To ensure that his work is successful, Eric Stach, associate professor of materials engineering, is focused on the little details—exceedingly little. Stach teaches a graduate course in electron microscopy and also owns a company called Hummingbird Scientific, which makes the sample holders that fit into transmission electron microscopes.
These two sides of his professional identity—academician and businessman—fit together in a complementary fashion. “My entrepreneurial activity forces me to be more broadly aware of the state of my field,” he says. Scientists from a broad spectrum of industrial and academic settings bring their problems and ideas to him at Hummingbird. From three-dimensional imaging of a virus’ structure to examining the behavior of magnetic tunnel junctions for advanced hard drives, Stach keeps his finger on the tiny pulse of the world of electron microscopy. “I don’t know much about biology,” says Stach (just like the song), “but I get to use my skill set to build what the biologists need.”

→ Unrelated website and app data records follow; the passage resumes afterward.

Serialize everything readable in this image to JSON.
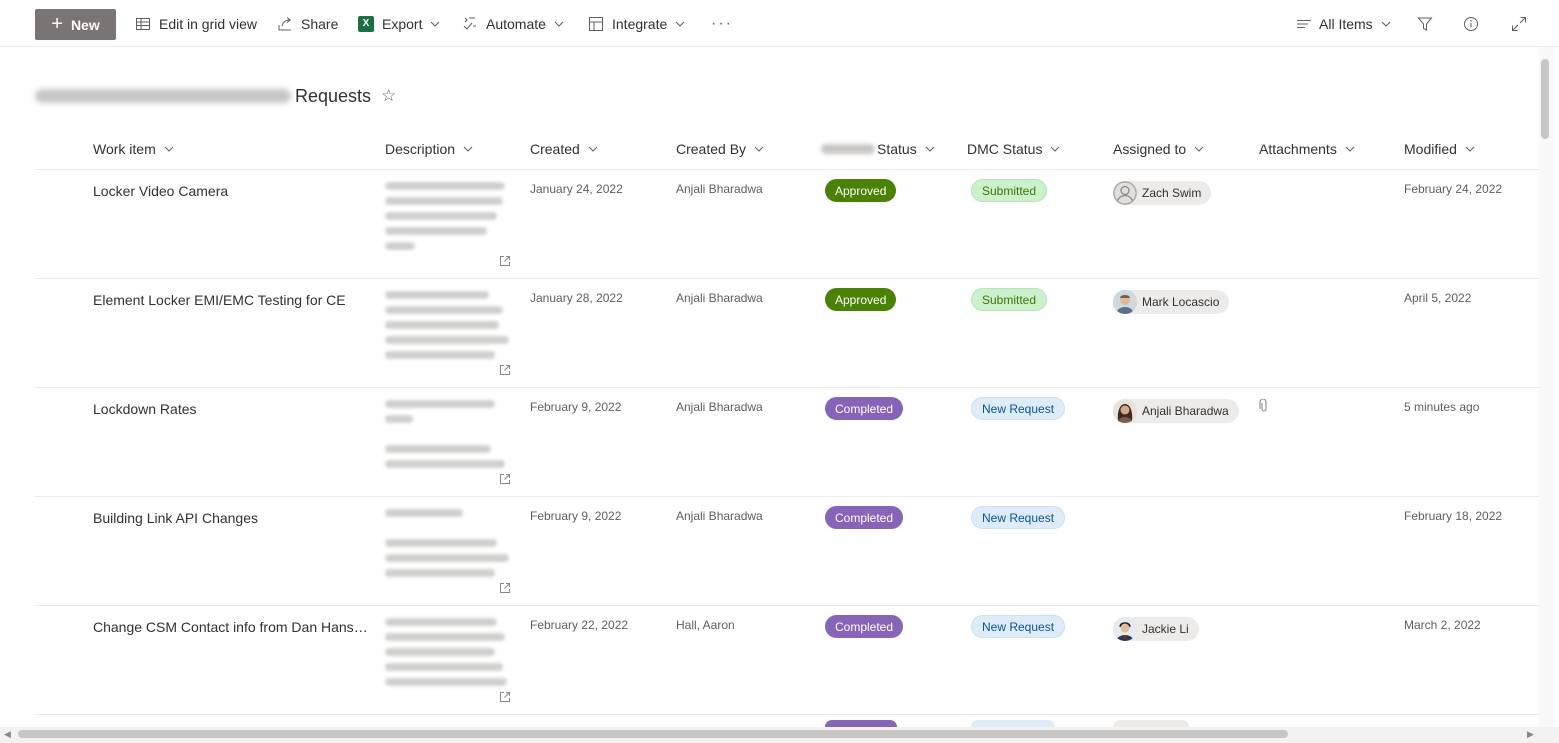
{
  "command_bar": {
    "new_label": "New",
    "edit_grid_label": "Edit in grid view",
    "share_label": "Share",
    "export_label": "Export",
    "automate_label": "Automate",
    "integrate_label": "Integrate",
    "more_label": "···",
    "view_label": "All Items"
  },
  "list": {
    "title_suffix": "Requests",
    "star": "☆"
  },
  "columns": {
    "work_item": "Work item",
    "description": "Description",
    "created": "Created",
    "created_by": "Created By",
    "status": "Status",
    "dmc_status": "DMC Status",
    "assigned_to": "Assigned to",
    "attachments": "Attachments",
    "modified": "Modified"
  },
  "rows": [
    {
      "work_item": "Locker Video Camera",
      "created": "January 24, 2022",
      "created_by": "Anjali Bharadwa",
      "status": "Approved",
      "dmc_status": "Submitted",
      "assigned_to": "Zach Swim",
      "modified": "February 24, 2022"
    },
    {
      "work_item": "Element Locker EMI/EMC Testing for CE",
      "created": "January 28, 2022",
      "created_by": "Anjali Bharadwa",
      "status": "Approved",
      "dmc_status": "Submitted",
      "assigned_to": "Mark Locascio",
      "modified": "April 5, 2022"
    },
    {
      "work_item": "Lockdown Rates",
      "created": "February 9, 2022",
      "created_by": "Anjali Bharadwa",
      "status": "Completed",
      "dmc_status": "New Request",
      "assigned_to": "Anjali Bharadwa",
      "modified": "5 minutes ago"
    },
    {
      "work_item": "Building Link API Changes",
      "created": "February 9, 2022",
      "created_by": "Anjali Bharadwa",
      "status": "Completed",
      "dmc_status": "New Request",
      "assigned_to": "",
      "modified": "February 18, 2022"
    },
    {
      "work_item": "Change CSM Contact info from Dan Hanso...",
      "created": "February 22, 2022",
      "created_by": "Hall, Aaron",
      "status": "Completed",
      "dmc_status": "New Request",
      "assigned_to": "Jackie Li",
      "modified": "March 2, 2022"
    }
  ],
  "colors": {
    "approved": "#498205",
    "completed": "#8764b8",
    "submitted_bg": "#caf0cc",
    "new_request_bg": "#deecf9",
    "new_button": "#7a7574"
  },
  "icons": {
    "grid": "grid-icon",
    "share": "share-icon",
    "excel": "excel-icon",
    "automate": "automate-icon",
    "integrate": "integrate-icon",
    "filter": "filter-icon",
    "info": "info-icon",
    "expand": "expand-icon",
    "open_item": "open-external-icon",
    "attachment": "paperclip-icon",
    "favorite": "star-icon"
  }
}
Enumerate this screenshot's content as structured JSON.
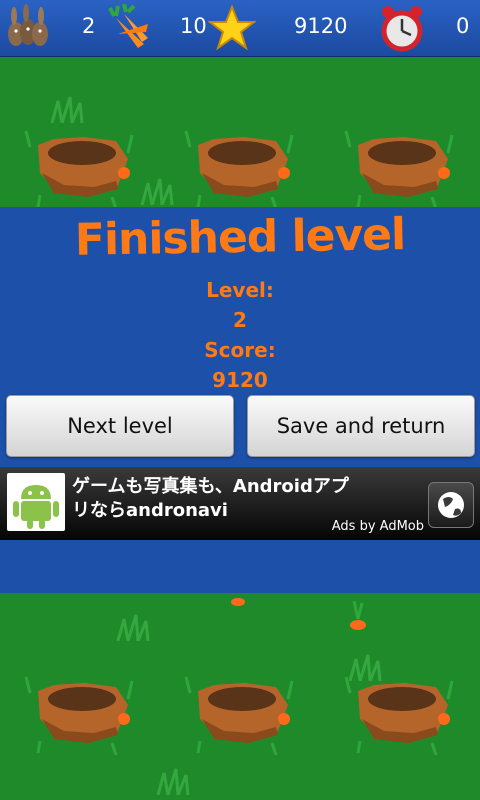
{
  "hud": {
    "lives": "2",
    "carrots": "10",
    "score": "9120",
    "timer": "0",
    "lives_icon": "rabbits-icon",
    "carrots_icon": "carrots-icon",
    "score_icon": "star-icon",
    "timer_icon": "alarm-clock-icon"
  },
  "dialog": {
    "title": "Finished level",
    "level_label": "Level:",
    "level_value": "2",
    "score_label": "Score:",
    "score_value": "9120",
    "next_label": "Next level",
    "save_label": "Save and return"
  },
  "ad": {
    "text": "ゲームも写真集も、Androidアプリならandronavi",
    "attribution": "Ads by AdMob",
    "app_icon": "android-robot-icon",
    "globe_icon": "globe-icon"
  },
  "colors": {
    "dialog_text": "#ff7a14",
    "background": "#1d50a8",
    "grass": "#1f8a2a"
  }
}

Stach is particularly proud to see evidence of his work out in the world. At the recent Frontiers in Electron Microscopy meeting, four of the invited presentations were given by clients who had used Hummingbird’s services. “I go to conferences and see people from industry present their results and know that my company had a hand in their success,” says Stach. “That gives me great satisfaction.”
Straddling the world of business and education does require some delicacy, however. Purdue professors are entitled to consulting time to use on their own outside projects, and Stach is quick to point out that the university implements well-defined measures to make sure all is on the up and up. “I have my own conflict of interest manager, my external work is continuously reviewed, and there are clear procedures in place.” But the university is supportive of such ventures, Stach reports. He finds the process administered through the Vice Provost of Research always to be “clean and well-handled.”
IP in the Classroom
Keith J. Bowman, professor and head of the School of Materials Engineering, sees the inherent business side of the work he and his colleagues do. “In addition to writing research papers we also develop intellectual property that may be of interest to companies,” he says. Securing a patent, particularly one that results in licensing and eventual products, should be regarded as an important recognition of accomplishment, Bowman says.
As leader of the school, Bowman sets a positive tone in his department. He cultivates a culture of support for an entrepreneurial approach to science, enabling faculty to flourish. Youngblood concurs: “The patent and intellectual property development process is a core component of my research.” And he says the school has encouraged his
pursuit of multiple patents.
Bowman also advocates the importance of patents in the classroom. He teaches MSE 250, “Physical Properties in Engineering Systems,” a foundational engineering course for sophomores. “Foundation courses have historically lacked context, leaving students to ask ‘why would I care?’” Bowman says.
In response to this trend, he assigns students a patent to read, chosen to relate to particular course content. An example is patent number 7,108,826, “High compliance, high strength catheter balloons useful for treatment,” which puts a practical spin on the fundamental science of thermoplastic polymers. Students then write a brief paper about the patent, discussing how foundational engineering concepts can be related to the technology in the patent. They talk about intellectual property and what makes something patentable. Best of all, says Bowman, “patents give context and relevance to classic examples in engineering. Students learn that patents are not just about making money.”
Bowman notes that two-thirds of undergraduate engineering students will take their degree into the business world. Learning about patents “increases the potential of students to be more successful once they are in industry. It gives them an advantage compared to their peers who may not have learned about patents and intellectual property,” he says.
- Gina Vozenilek